Pakistan Army chief General Qamar Javed Bajwa who started his Saudi Arabia visit on Monday to calm diplomatic strains has been declined a meeting with Crown Prince Mohammed bin Salman. Gen Bajwa had to settle for a meeting with the Deputy Defence Minister Sheikh Khalid Bin Salman, also the younger brother of the Crown Prince, as well as Maj Gen Fayyad Al Ruwaili, the kingdom’s chief of general staff, people familiar with the matter in Riyadh and New Delhi.
Bajwa is learnt to have conveyed the Imran Khan government’s apology over foreign minister Shah Mahmood Qureshi’s statement that criticised Saudi Arabia over the reluctance of the Organisation of Islamic Countries to convene a meeting of OIC foreign ministers to discuss Kashmir.
But the regret conveyed to Deputy Defence Minister Sheikh Khalid Bin Salman during their meeting on Tuesday, didn’t get Islamabad any further in Riyadh. General Bajwa’s interactions in the kingdom were limited to Saudi’s defence establishment, just as Pakistan military had claimed after news of General Bajwa’s trip was leaked back home.
This version was, however, contradicted by Pakistan minister Sheikh Rasheed on Saturday who told a news channel that the army chief was visiting Saudi Arabia to iron out outstanding minor differences
General Bajwa is accompanied on this visit by the Inter-Services Intelligence (ISI) chief Lt General Faiz Hameed.
The two top military commanders have left for Jeddah to perform umrah and are expected to head to Dubai before taking the flight home.
On his second leg of the visit, Gen Bajwa is expected to attempt to smooth relations with UAE after its guarded response to the UAE-Israel pact that made the Emirates only the third Arab country to have normal diplomatic relations with Israel. Egypt and Jordan are the other two. Pakistan’s ambivalent response hadn’t gone too well with the Emirates that just yesterday had hosted Yossi Cohen, the chief of Israel’s foreign intelligence service Mossad to discuss “cooperation in the fields of security”.
But it is relations with Saudi Arabia that the Imran Khan government is really worried about, a senior diplomat in New Delhi said. There has been a buzz in Islamabad that PM Khan was not averse to dropping Qureshi, who crossed the red line with Saudi Arabia when he threatened to call a conference of Islamic countries outside the OIC if it did not call a conference of foreign ministers to discuss the situation in Kashmir.
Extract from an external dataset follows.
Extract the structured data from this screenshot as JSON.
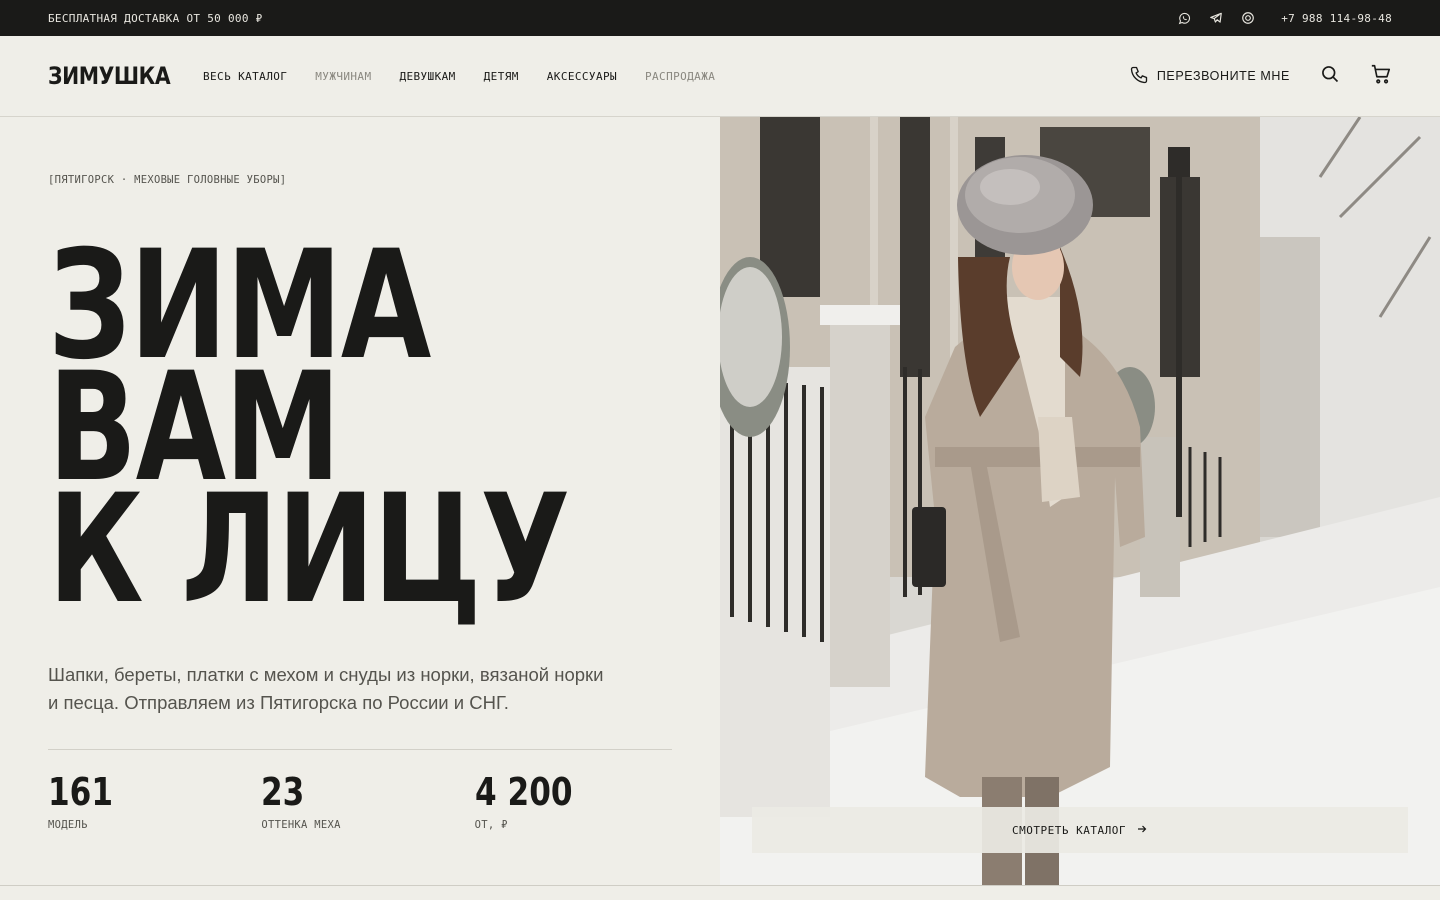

Pakistan has long pressed the Saudi-led OIC to convene a high-level meeting to highlight alleged Indian violations in the part it controls but hasn’t got its way so far.
“If you (OIC) cannot convene it, then I’ll be compelled to ask Prime Minister Imran Khan to call a meeting of the Islamic countries that are ready to stand with us on the issue of Kashmir and support the oppressed Kashmiris,” Pakistan’s Foreign Minister Shah Mahmood Qureshi told local media last week.
An Indian diplomat said after India cemented its ties with Saudi Arabia and other Gulf countries over the last six years, Pakistan had distanced itself from its projected Arab legacy and moved towards Erdogan’s Ottoman revival. Turkey’s position on Kashmir mirrors Pakistan’s stand.
At his meeting in Riyadh, Gen Bajwa is also learnt to have floated a proposal for a meeting of the Organisation of Islamic Countries (OIC) contact group on Kashmir on the sidelines of the UN General Assembly meeting to be held under Turkey. The OIC contact group on Kashmir, formed in 1994, is a smaller group of OIC foreign ministers.
It has already met on June 22 this year to discuss Kashmir when foreign ministers of Azerbaijan, Niger, Pakistan, Saudi Arabia, and Turkey attended the meeting. A diplomat in Delhi said the proposal appeared to be a face-saver for Imran Khan vis-a-vis his Pakistan’s domestic audience.
Imran Khan hasn’t commented on Qureshi’s statement so far but over the last one week, there has been an effort to distance PM Khan from Qureshi. Minister for Human Rights Dr Shireen Mazari was the face of this effort when she publicly criticised the country’s foreign affairs ministry by saying that it had let down both the Kashmiris and PM Khan. The criticism was a sharp contrast to PM Khan telling the National Assembly just weeks earlier that Pakistan’s foreign policy, mostly directed at Kashmir, was the biggest achievement of his government.